The two shared bottles of Angry Orchard apple cider and ate slices of pizza while watching the TV show “This Is Us,” and although a stranger, Latham seemed to Morgan like an old friend. The story she offered Latham involved how a wrong email address led her to begin a long-distance friendship with a former stranger she continues to email. In fact, the experience led Morgan to open her home to Latham in the first place.
Morgan said she thinks people don’t talk face to face enough, which prevents many stories from being shared and connections from being made.
“I’ve found that anywhere in the world that I’ve gone, if you listen to people, they’re more than happy to give you advice or help you— it’s just to let them in that is the biggest hurdle,” Morgan said.
Not all of the folks Latham has met have opened up immediately. She tells subjects they don’t have to share their stories, but has found that after a few minutes of talking, people begin to feel ease.
Latham recalled a story of a Connecticut mom of three whom she met toward the beginning of her trip. The woman described how she spent four months living in a hospital at her husband’s bedside as he battled cancer.

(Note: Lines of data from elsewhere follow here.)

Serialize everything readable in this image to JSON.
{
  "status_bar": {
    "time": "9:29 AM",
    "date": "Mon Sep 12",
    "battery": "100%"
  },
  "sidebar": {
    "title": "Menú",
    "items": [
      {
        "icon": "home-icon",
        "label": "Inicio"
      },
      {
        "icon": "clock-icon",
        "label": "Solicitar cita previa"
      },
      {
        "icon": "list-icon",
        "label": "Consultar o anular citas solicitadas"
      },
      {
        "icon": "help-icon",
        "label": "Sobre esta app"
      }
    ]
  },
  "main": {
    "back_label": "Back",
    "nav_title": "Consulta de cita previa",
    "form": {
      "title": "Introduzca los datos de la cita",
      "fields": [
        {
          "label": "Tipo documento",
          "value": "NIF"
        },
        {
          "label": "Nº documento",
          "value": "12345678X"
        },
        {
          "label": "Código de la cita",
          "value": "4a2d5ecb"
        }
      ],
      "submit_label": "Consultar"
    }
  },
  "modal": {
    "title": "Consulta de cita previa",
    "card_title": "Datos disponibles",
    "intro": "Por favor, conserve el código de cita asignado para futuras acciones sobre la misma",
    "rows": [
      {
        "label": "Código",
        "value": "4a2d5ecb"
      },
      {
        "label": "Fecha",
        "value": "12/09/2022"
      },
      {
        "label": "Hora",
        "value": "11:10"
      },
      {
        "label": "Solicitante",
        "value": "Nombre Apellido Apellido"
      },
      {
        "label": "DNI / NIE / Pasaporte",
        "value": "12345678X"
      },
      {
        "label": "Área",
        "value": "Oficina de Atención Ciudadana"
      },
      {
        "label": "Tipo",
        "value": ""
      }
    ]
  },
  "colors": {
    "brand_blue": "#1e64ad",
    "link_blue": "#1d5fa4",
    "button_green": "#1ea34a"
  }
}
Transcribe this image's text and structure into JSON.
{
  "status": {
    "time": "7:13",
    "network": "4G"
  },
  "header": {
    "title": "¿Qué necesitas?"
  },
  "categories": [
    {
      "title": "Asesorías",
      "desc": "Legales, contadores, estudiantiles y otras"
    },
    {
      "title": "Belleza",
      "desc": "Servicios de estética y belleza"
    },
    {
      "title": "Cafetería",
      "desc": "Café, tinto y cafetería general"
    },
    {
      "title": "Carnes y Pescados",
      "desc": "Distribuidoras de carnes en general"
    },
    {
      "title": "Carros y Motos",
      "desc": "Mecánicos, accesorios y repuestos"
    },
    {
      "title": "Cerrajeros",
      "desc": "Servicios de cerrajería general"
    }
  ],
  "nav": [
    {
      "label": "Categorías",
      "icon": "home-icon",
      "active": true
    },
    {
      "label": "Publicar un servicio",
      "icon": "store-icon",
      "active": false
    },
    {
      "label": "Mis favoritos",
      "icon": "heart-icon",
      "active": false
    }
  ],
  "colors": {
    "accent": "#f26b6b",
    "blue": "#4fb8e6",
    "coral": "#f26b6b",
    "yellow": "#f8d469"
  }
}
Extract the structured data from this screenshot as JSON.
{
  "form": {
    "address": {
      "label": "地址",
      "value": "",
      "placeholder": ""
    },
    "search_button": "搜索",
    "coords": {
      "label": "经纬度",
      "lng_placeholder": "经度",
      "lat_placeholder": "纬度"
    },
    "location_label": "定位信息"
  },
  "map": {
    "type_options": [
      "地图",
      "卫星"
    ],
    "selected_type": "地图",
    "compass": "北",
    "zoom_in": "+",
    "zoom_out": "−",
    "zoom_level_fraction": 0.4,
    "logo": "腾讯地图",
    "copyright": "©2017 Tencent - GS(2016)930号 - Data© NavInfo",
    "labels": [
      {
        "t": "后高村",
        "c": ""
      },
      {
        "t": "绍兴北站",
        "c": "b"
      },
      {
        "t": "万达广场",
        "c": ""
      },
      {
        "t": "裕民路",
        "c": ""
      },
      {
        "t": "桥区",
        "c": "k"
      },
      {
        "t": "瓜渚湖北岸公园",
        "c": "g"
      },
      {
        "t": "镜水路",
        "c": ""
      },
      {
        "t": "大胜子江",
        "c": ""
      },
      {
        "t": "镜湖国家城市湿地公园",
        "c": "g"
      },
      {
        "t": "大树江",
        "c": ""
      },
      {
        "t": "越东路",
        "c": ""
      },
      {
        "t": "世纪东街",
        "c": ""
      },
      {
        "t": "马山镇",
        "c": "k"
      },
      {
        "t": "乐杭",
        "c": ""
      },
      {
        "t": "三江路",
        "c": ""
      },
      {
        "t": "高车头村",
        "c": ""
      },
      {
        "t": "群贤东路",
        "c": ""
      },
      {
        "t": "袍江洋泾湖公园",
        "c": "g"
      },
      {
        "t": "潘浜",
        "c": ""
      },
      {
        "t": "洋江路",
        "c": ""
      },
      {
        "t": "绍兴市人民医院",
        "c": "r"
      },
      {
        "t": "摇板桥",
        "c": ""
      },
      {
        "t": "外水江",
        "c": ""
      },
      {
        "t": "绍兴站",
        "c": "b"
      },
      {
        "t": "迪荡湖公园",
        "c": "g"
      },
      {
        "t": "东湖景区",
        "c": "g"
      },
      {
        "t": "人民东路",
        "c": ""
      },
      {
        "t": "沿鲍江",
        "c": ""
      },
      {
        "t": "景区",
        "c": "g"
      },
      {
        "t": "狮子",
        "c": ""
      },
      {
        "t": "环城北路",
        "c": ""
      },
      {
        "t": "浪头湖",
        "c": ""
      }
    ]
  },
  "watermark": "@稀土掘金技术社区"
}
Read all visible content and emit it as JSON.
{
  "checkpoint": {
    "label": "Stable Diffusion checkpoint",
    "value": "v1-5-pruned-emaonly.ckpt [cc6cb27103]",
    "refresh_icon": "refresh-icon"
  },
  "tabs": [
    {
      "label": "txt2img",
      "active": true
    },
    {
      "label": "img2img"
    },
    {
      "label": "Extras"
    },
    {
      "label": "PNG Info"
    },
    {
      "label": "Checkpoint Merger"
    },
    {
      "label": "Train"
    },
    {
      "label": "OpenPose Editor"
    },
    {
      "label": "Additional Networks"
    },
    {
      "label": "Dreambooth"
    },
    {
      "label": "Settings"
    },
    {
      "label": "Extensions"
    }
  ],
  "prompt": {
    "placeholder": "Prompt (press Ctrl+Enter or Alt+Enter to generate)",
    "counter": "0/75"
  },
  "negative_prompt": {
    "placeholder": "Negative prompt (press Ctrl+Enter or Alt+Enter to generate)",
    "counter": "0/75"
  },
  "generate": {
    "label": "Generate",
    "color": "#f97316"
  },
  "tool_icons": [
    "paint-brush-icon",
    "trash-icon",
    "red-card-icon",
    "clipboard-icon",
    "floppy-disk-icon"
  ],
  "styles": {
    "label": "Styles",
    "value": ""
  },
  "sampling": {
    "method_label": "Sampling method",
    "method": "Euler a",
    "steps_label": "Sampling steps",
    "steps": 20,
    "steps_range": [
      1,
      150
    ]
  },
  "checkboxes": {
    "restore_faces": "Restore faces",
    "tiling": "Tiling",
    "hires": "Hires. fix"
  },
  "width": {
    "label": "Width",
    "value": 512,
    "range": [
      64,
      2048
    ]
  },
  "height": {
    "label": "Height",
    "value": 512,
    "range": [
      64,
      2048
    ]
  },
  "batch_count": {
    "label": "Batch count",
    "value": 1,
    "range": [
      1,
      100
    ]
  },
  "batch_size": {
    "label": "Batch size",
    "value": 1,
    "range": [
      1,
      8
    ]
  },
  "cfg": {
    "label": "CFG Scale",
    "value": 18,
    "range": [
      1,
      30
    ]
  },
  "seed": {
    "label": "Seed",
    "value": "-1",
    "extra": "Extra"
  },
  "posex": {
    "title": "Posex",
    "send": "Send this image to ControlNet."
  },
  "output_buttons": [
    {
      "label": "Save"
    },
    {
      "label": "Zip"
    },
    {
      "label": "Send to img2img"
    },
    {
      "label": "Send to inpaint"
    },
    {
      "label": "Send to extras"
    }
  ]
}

“She was able to meet up and talk to me about how great the nurses had been,” Latham recalled, “and she has three young daughters, and I swung by to get a picture of them, and [she] gave me a journal and bag of apples.
“It’s been really overwhelming how cool everyone’s been and how excited people are,” Latham added. “I think that it is making it very clear that this was really needed.”
For Latham, traveling the country with her camera and a trunk full of custom T-shirts that read “more good” is continuing to help her cope with the loss of her mother.
On Christmas Day, she is staying with Kim Roche, of Mansfield, Massachusetts, who saw a friend post about the GrAttitude Project on Facebook and got in touch with Latham to offer her a bed.
Similar to Morgan, Roche had never hosted a stranger before, but she supports Latham’s effort to spread more good.
“Obviously, there’s a lot going in the world that is so negative … people are grabbed by it more,” Roche told FoxNews.com. “You don’t see as many of the positive stories, and I’d hope everybody has experienced someone doing something nice, whether it’s the person buying your coffee in the morning, or during tough times when people are there for you.
“Mary is taking such a leap everywhere she goes that how can we not take one for her?” she added.
Like Latham, Roche, a mother of two 9-year-old twin boys, has lost a parent to cancer.
“Anybody that loses somebody they love, at the holidays it’s different from that point on, and it’s something that we still struggle with,” Roche said.
Latham described her mother as “a bright light in my life” who “made me see the good in people and situations, and to be a good person and optimistic, no matter what.”
“For me to do this trip is such a big undertaking, and there will be moments that are discouraging,” Latham said, “but think it’s important for me to do it, and to do it alone, and try to make this really beautiful thing— a book that people can read and be uplifted for her.”